How Russia used social media to divide Americans

How Russia used social media to divide Americans 1024 614 C-Suite Network

For the past year, the world has reeled at escalating reports of how Russia “hacked” the 2016 US presidential election, by stealing emails from the Democrats, attacking voter registration lists and voting machines, and running a social media shell game.

Such is the focus on Russian meddling that US congressional investigators are increasingly aggressive in asking the big tech companies to account for how their platforms became the staging grounds for an attack on American democracy. And early next month that scrutiny will intensify, with executives from Facebook, Google and Twitter all formally invited to appear before the House intelligence committee on Capitol Hill in Washington.

What has now been made clear is that Russian trolls and automated bots not only promoted explicitly pro-Donald Trump messaging, but also used social media to sow social divisions in America by stoking disagreement and division around a plethora of controversial topics such as immigration and Islamophobia.

And, even more pertinently, it’s clear that these interventions are continuing now as Russian agents stoke division around such recent topics as white supremacist marches and NFL players taking a knee to protest police violence.

The overarching goal, during the election and now, analysts say, is to expand and exploit divisions, attacking the American social fabric where it is most vulnerable, along lines of race, gender, class and creed.

“The broader Russian strategy is pretty clearly about destabilizing the country by focusing on and amplifying existing divisions, rather than supporting any one political party,” said Jonathon Morgan, a former state department adviser on digital responses to terrorism whose company, New Knowledge, analyzes the manipulation of public discourse.

“I think it absolutely continues.”

In the last month – mostly through vigorous reporting and academic research – we have also learned that the impact of Russia’s Facebook infiltration was far more widespread than Mark Zuckerberg claimed when Barack Obama pulled him aside at a conference in Peru last November to inform the young titan he had a problem on his hands.
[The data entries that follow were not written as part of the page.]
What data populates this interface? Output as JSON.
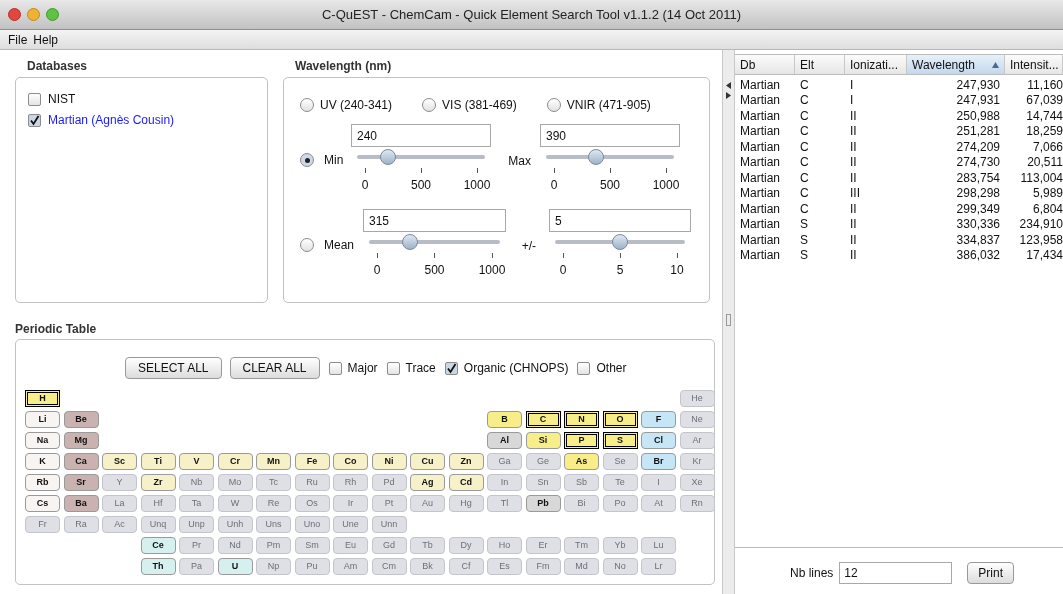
{
  "window": {
    "title": "C-QuEST - ChemCam - Quick Element Search Tool v1.1.2 (14 Oct 2011)"
  },
  "menu": [
    "File",
    "Help"
  ],
  "databases": {
    "title": "Databases",
    "items": [
      {
        "label": "NIST",
        "checked": false
      },
      {
        "label": "Martian (Agnès Cousin)",
        "checked": true
      }
    ]
  },
  "wavelength": {
    "title": "Wavelength (nm)",
    "presets": [
      {
        "label": "UV (240-341)",
        "selected": false
      },
      {
        "label": "VIS (381-469)",
        "selected": false
      },
      {
        "label": "VNIR (471-905)",
        "selected": false
      }
    ],
    "modes": [
      {
        "selected": true,
        "sliders": [
          {
            "label": "Min",
            "value": "240",
            "level": 0.24,
            "ticks": [
              "0",
              "500",
              "1000"
            ]
          },
          {
            "label": "Max",
            "value": "390",
            "level": 0.39,
            "ticks": [
              "0",
              "500",
              "1000"
            ]
          }
        ]
      },
      {
        "selected": false,
        "sliders": [
          {
            "label": "Mean",
            "value": "315",
            "level": 0.315,
            "ticks": [
              "0",
              "500",
              "1000"
            ]
          },
          {
            "label": "+/-",
            "value": "5",
            "level": 0.5,
            "ticks": [
              "0",
              "5",
              "10"
            ]
          }
        ]
      }
    ]
  },
  "periodic_table": {
    "title": "Periodic Table",
    "buttons": [
      "SELECT ALL",
      "CLEAR ALL"
    ],
    "filters": [
      {
        "label": "Major",
        "checked": false
      },
      {
        "label": "Trace",
        "checked": false
      },
      {
        "label": "Organic (CHNOPS)",
        "checked": true
      },
      {
        "label": "Other",
        "checked": false
      }
    ],
    "rows": [
      [
        {
          "symbol": "H",
          "color": "#f7ee8a",
          "enabled": true,
          "selected": true
        },
        null,
        null,
        null,
        null,
        null,
        null,
        null,
        null,
        null,
        null,
        null,
        null,
        null,
        null,
        null,
        null,
        {
          "symbol": "He",
          "color": "#dfe0e6",
          "enabled": false,
          "selected": false
        }
      ],
      [
        {
          "symbol": "Li",
          "color": "#f8f4f2",
          "enabled": true,
          "selected": false
        },
        {
          "symbol": "Be",
          "color": "#c9b2b0",
          "enabled": true,
          "selected": false
        },
        null,
        null,
        null,
        null,
        null,
        null,
        null,
        null,
        null,
        null,
        {
          "symbol": "B",
          "color": "#f7ee8a",
          "enabled": true,
          "selected": false
        },
        {
          "symbol": "C",
          "color": "#f7ee8a",
          "enabled": true,
          "selected": true
        },
        {
          "symbol": "N",
          "color": "#f7ee8a",
          "enabled": true,
          "selected": true
        },
        {
          "symbol": "O",
          "color": "#f7ee8a",
          "enabled": true,
          "selected": true
        },
        {
          "symbol": "F",
          "color": "#c6e6f5",
          "enabled": true,
          "selected": false
        },
        {
          "symbol": "Ne",
          "color": "#dfe0e6",
          "enabled": false,
          "selected": false
        }
      ],
      [
        {
          "symbol": "Na",
          "color": "#f8f4f2",
          "enabled": true,
          "selected": false
        },
        {
          "symbol": "Mg",
          "color": "#c9b2b0",
          "enabled": true,
          "selected": false
        },
        null,
        null,
        null,
        null,
        null,
        null,
        null,
        null,
        null,
        null,
        {
          "symbol": "Al",
          "color": "#d8d8d8",
          "enabled": true,
          "selected": false
        },
        {
          "symbol": "Si",
          "color": "#f7ee8a",
          "enabled": true,
          "selected": false
        },
        {
          "symbol": "P",
          "color": "#f7ee8a",
          "enabled": true,
          "selected": true
        },
        {
          "symbol": "S",
          "color": "#f7ee8a",
          "enabled": true,
          "selected": true
        },
        {
          "symbol": "Cl",
          "color": "#c6e6f5",
          "enabled": true,
          "selected": false
        },
        {
          "symbol": "Ar",
          "color": "#dfe0e6",
          "enabled": false,
          "selected": false
        }
      ],
      [
        {
          "symbol": "K",
          "color": "#f8f4f2",
          "enabled": true,
          "selected": false
        },
        {
          "symbol": "Ca",
          "color": "#c9b2b0",
          "enabled": true,
          "selected": false
        },
        {
          "symbol": "Sc",
          "color": "#f6f1c8",
          "enabled": true,
          "selected": false
        },
        {
          "symbol": "Ti",
          "color": "#f6f1c8",
          "enabled": true,
          "selected": false
        },
        {
          "symbol": "V",
          "color": "#f6f1c8",
          "enabled": true,
          "selected": false
        },
        {
          "symbol": "Cr",
          "color": "#f6f1c8",
          "enabled": true,
          "selected": false
        },
        {
          "symbol": "Mn",
          "color": "#f6f1c8",
          "enabled": true,
          "selected": false
        },
        {
          "symbol": "Fe",
          "color": "#f6f1c8",
          "enabled": true,
          "selected": false
        },
        {
          "symbol": "Co",
          "color": "#f6f1c8",
          "enabled": true,
          "selected": false
        },
        {
          "symbol": "Ni",
          "color": "#f6f1c8",
          "enabled": true,
          "selected": false
        },
        {
          "symbol": "Cu",
          "color": "#f6f1c8",
          "enabled": true,
          "selected": false
        },
        {
          "symbol": "Zn",
          "color": "#f6f1c8",
          "enabled": true,
          "selected": false
        },
        {
          "symbol": "Ga",
          "color": "#dfe0e6",
          "enabled": false,
          "selected": false
        },
        {
          "symbol": "Ge",
          "color": "#dfe0e6",
          "enabled": false,
          "selected": false
        },
        {
          "symbol": "As",
          "color": "#f7ee8a",
          "enabled": true,
          "selected": false
        },
        {
          "symbol": "Se",
          "color": "#dfe0e6",
          "enabled": false,
          "selected": false
        },
        {
          "symbol": "Br",
          "color": "#c6e6f5",
          "enabled": true,
          "selected": false
        },
        {
          "symbol": "Kr",
          "color": "#dfe0e6",
          "enabled": false,
          "selected": false
        }
      ],
      [
        {
          "symbol": "Rb",
          "color": "#f8f4f2",
          "enabled": true,
          "selected": false
        },
        {
          "symbol": "Sr",
          "color": "#c9b2b0",
          "enabled": true,
          "selected": false
        },
        {
          "symbol": "Y",
          "color": "#dfe0e6",
          "enabled": false,
          "selected": false
        },
        {
          "symbol": "Zr",
          "color": "#f6f1c8",
          "enabled": true,
          "selected": false
        },
        {
          "symbol": "Nb",
          "color": "#dfe0e6",
          "enabled": false,
          "selected": false
        },
        {
          "symbol": "Mo",
          "color": "#dfe0e6",
          "enabled": false,
          "selected": false
        },
        {
          "symbol": "Tc",
          "color": "#dfe0e6",
          "enabled": false,
          "selected": false
        },
        {
          "symbol": "Ru",
          "color": "#dfe0e6",
          "enabled": false,
          "selected": false
        },
        {
          "symbol": "Rh",
          "color": "#dfe0e6",
          "enabled": false,
          "selected": false
        },
        {
          "symbol": "Pd",
          "color": "#dfe0e6",
          "enabled": false,
          "selected": false
        },
        {
          "symbol": "Ag",
          "color": "#f6f1c8",
          "enabled": true,
          "selected": false
        },
        {
          "symbol": "Cd",
          "color": "#f6f1c8",
          "enabled": true,
          "selected": false
        },
        {
          "symbol": "In",
          "color": "#dfe0e6",
          "enabled": false,
          "selected": false
        },
        {
          "symbol": "Sn",
          "color": "#dfe0e6",
          "enabled": false,
          "selected": false
        },
        {
          "symbol": "Sb",
          "color": "#dfe0e6",
          "enabled": false,
          "selected": false
        },
        {
          "symbol": "Te",
          "color": "#dfe0e6",
          "enabled": false,
          "selected": false
        },
        {
          "symbol": "I",
          "color": "#dfe0e6",
          "enabled": false,
          "selected": false
        },
        {
          "symbol": "Xe",
          "color": "#dfe0e6",
          "enabled": false,
          "selected": false
        }
      ],
      [
        {
          "symbol": "Cs",
          "color": "#f8f4f2",
          "enabled": true,
          "selected": false
        },
        {
          "symbol": "Ba",
          "color": "#c9b2b0",
          "enabled": true,
          "selected": false
        },
        {
          "symbol": "La",
          "color": "#dfe0e6",
          "enabled": false,
          "selected": false
        },
        {
          "symbol": "Hf",
          "color": "#dfe0e6",
          "enabled": false,
          "selected": false
        },
        {
          "symbol": "Ta",
          "color": "#dfe0e6",
          "enabled": false,
          "selected": false
        },
        {
          "symbol": "W",
          "color": "#dfe0e6",
          "enabled": false,
          "selected": false
        },
        {
          "symbol": "Re",
          "color": "#dfe0e6",
          "enabled": false,
          "selected": false
        },
        {
          "symbol": "Os",
          "color": "#dfe0e6",
          "enabled": false,
          "selected": false
        },
        {
          "symbol": "Ir",
          "color": "#dfe0e6",
          "enabled": false,
          "selected": false
        },
        {
          "symbol": "Pt",
          "color": "#dfe0e6",
          "enabled": false,
          "selected": false
        },
        {
          "symbol": "Au",
          "color": "#dfe0e6",
          "enabled": false,
          "selected": false
        },
        {
          "symbol": "Hg",
          "color": "#dfe0e6",
          "enabled": false,
          "selected": false
        },
        {
          "symbol": "Tl",
          "color": "#dfe0e6",
          "enabled": false,
          "selected": false
        },
        {
          "symbol": "Pb",
          "color": "#d8d8d8",
          "enabled": true,
          "selected": false
        },
        {
          "symbol": "Bi",
          "color": "#dfe0e6",
          "enabled": false,
          "selected": false
        },
        {
          "symbol": "Po",
          "color": "#dfe0e6",
          "enabled": false,
          "selected": false
        },
        {
          "symbol": "At",
          "color": "#dfe0e6",
          "enabled": false,
          "selected": false
        },
        {
          "symbol": "Rn",
          "color": "#dfe0e6",
          "enabled": false,
          "selected": false
        }
      ],
      [
        {
          "symbol": "Fr",
          "color": "#dfe0e6",
          "enabled": false,
          "selected": false
        },
        {
          "symbol": "Ra",
          "color": "#dfe0e6",
          "enabled": false,
          "selected": false
        },
        {
          "symbol": "Ac",
          "color": "#dfe0e6",
          "enabled": false,
          "selected": false
        },
        {
          "symbol": "Unq",
          "color": "#dfe0e6",
          "enabled": false,
          "selected": false
        },
        {
          "symbol": "Unp",
          "color": "#dfe0e6",
          "enabled": false,
          "selected": false
        },
        {
          "symbol": "Unh",
          "color": "#dfe0e6",
          "enabled": false,
          "selected": false
        },
        {
          "symbol": "Uns",
          "color": "#dfe0e6",
          "enabled": false,
          "selected": false
        },
        {
          "symbol": "Uno",
          "color": "#dfe0e6",
          "enabled": false,
          "selected": false
        },
        {
          "symbol": "Une",
          "color": "#dfe0e6",
          "enabled": false,
          "selected": false
        },
        {
          "symbol": "Unn",
          "color": "#dfe0e6",
          "enabled": false,
          "selected": false
        }
      ],
      [
        null,
        null,
        null,
        {
          "symbol": "Ce",
          "color": "#d6f0ef",
          "enabled": true,
          "selected": false
        },
        {
          "symbol": "Pr",
          "color": "#dfe0e6",
          "enabled": false,
          "selected": false
        },
        {
          "symbol": "Nd",
          "color": "#dfe0e6",
          "enabled": false,
          "selected": false
        },
        {
          "symbol": "Pm",
          "color": "#dfe0e6",
          "enabled": false,
          "selected": false
        },
        {
          "symbol": "Sm",
          "color": "#dfe0e6",
          "enabled": false,
          "selected": false
        },
        {
          "symbol": "Eu",
          "color": "#dfe0e6",
          "enabled": false,
          "selected": false
        },
        {
          "symbol": "Gd",
          "color": "#dfe0e6",
          "enabled": false,
          "selected": false
        },
        {
          "symbol": "Tb",
          "color": "#dfe0e6",
          "enabled": false,
          "selected": false
        },
        {
          "symbol": "Dy",
          "color": "#dfe0e6",
          "enabled": false,
          "selected": false
        },
        {
          "symbol": "Ho",
          "color": "#dfe0e6",
          "enabled": false,
          "selected": false
        },
        {
          "symbol": "Er",
          "color": "#dfe0e6",
          "enabled": false,
          "selected": false
        },
        {
          "symbol": "Tm",
          "color": "#dfe0e6",
          "enabled": false,
          "selected": false
        },
        {
          "symbol": "Yb",
          "color": "#dfe0e6",
          "enabled": false,
          "selected": false
        },
        {
          "symbol": "Lu",
          "color": "#dfe0e6",
          "enabled": false,
          "selected": false
        }
      ],
      [
        null,
        null,
        null,
        {
          "symbol": "Th",
          "color": "#d6f0ef",
          "enabled": true,
          "selected": false
        },
        {
          "symbol": "Pa",
          "color": "#dfe0e6",
          "enabled": false,
          "selected": false
        },
        {
          "symbol": "U",
          "color": "#d6f0ef",
          "enabled": true,
          "selected": false
        },
        {
          "symbol": "Np",
          "color": "#dfe0e6",
          "enabled": false,
          "selected": false
        },
        {
          "symbol": "Pu",
          "color": "#dfe0e6",
          "enabled": false,
          "selected": false
        },
        {
          "symbol": "Am",
          "color": "#dfe0e6",
          "enabled": false,
          "selected": false
        },
        {
          "symbol": "Cm",
          "color": "#dfe0e6",
          "enabled": false,
          "selected": false
        },
        {
          "symbol": "Bk",
          "color": "#dfe0e6",
          "enabled": false,
          "selected": false
        },
        {
          "symbol": "Cf",
          "color": "#dfe0e6",
          "enabled": false,
          "selected": false
        },
        {
          "symbol": "Es",
          "color": "#dfe0e6",
          "enabled": false,
          "selected": false
        },
        {
          "symbol": "Fm",
          "color": "#dfe0e6",
          "enabled": false,
          "selected": false
        },
        {
          "symbol": "Md",
          "color": "#dfe0e6",
          "enabled": false,
          "selected": false
        },
        {
          "symbol": "No",
          "color": "#dfe0e6",
          "enabled": false,
          "selected": false
        },
        {
          "symbol": "Lr",
          "color": "#dfe0e6",
          "enabled": false,
          "selected": false
        }
      ]
    ]
  },
  "results": {
    "columns": [
      {
        "label": "Db",
        "sorted": false
      },
      {
        "label": "Elt",
        "sorted": false
      },
      {
        "label": "Ionizati...",
        "sorted": false
      },
      {
        "label": "Wavelength",
        "sorted": true
      },
      {
        "label": "Intensit...",
        "sorted": false
      }
    ],
    "rows": [
      [
        "Martian",
        "C",
        "I",
        "247,930",
        "11,160"
      ],
      [
        "Martian",
        "C",
        "I",
        "247,931",
        "67,039"
      ],
      [
        "Martian",
        "C",
        "II",
        "250,988",
        "14,744"
      ],
      [
        "Martian",
        "C",
        "II",
        "251,281",
        "18,259"
      ],
      [
        "Martian",
        "C",
        "II",
        "274,209",
        "7,066"
      ],
      [
        "Martian",
        "C",
        "II",
        "274,730",
        "20,511"
      ],
      [
        "Martian",
        "C",
        "II",
        "283,754",
        "113,004"
      ],
      [
        "Martian",
        "C",
        "III",
        "298,298",
        "5,989"
      ],
      [
        "Martian",
        "C",
        "II",
        "299,349",
        "6,804"
      ],
      [
        "Martian",
        "S",
        "II",
        "330,336",
        "234,910"
      ],
      [
        "Martian",
        "S",
        "II",
        "334,837",
        "123,958"
      ],
      [
        "Martian",
        "S",
        "II",
        "386,032",
        "17,434"
      ]
    ],
    "nb_lines": {
      "label": "Nb lines",
      "value": "12"
    },
    "print_button": "Print"
  }
}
As more evidence emerges revealing the extent of the Russian web invasion, it is clear that its footprint is far larger than the tech giants have ever conceded.

On Facebook alone, Russia-linked imposters had hundreds of millions of interactions with potential American voters who believed they were interacting with fellow Americans, according to an estimate by Jonathan Albright of Columbia University’s Tow Center for Digital Journalism, who broke the story wide open with the publication of a trove of searchable data earlier this month.

Those interactions may have reinforced the voters’ political views, or helped to mold them, thanks to the imposter accounts’ techniques of echoing shrill views and presenting seemingly sympathetic views with counterintuitive, politically leading twists.

During the election, for example, an imposter Facebook page called “Being Patriotic” used hot-button words such as “illegal”, “country” and “American” and phrases such as “illegal alien”, ″Sharia law” and “welfare state”, according to an analysis of Albright’s data by the Associated Press. The page racked up at…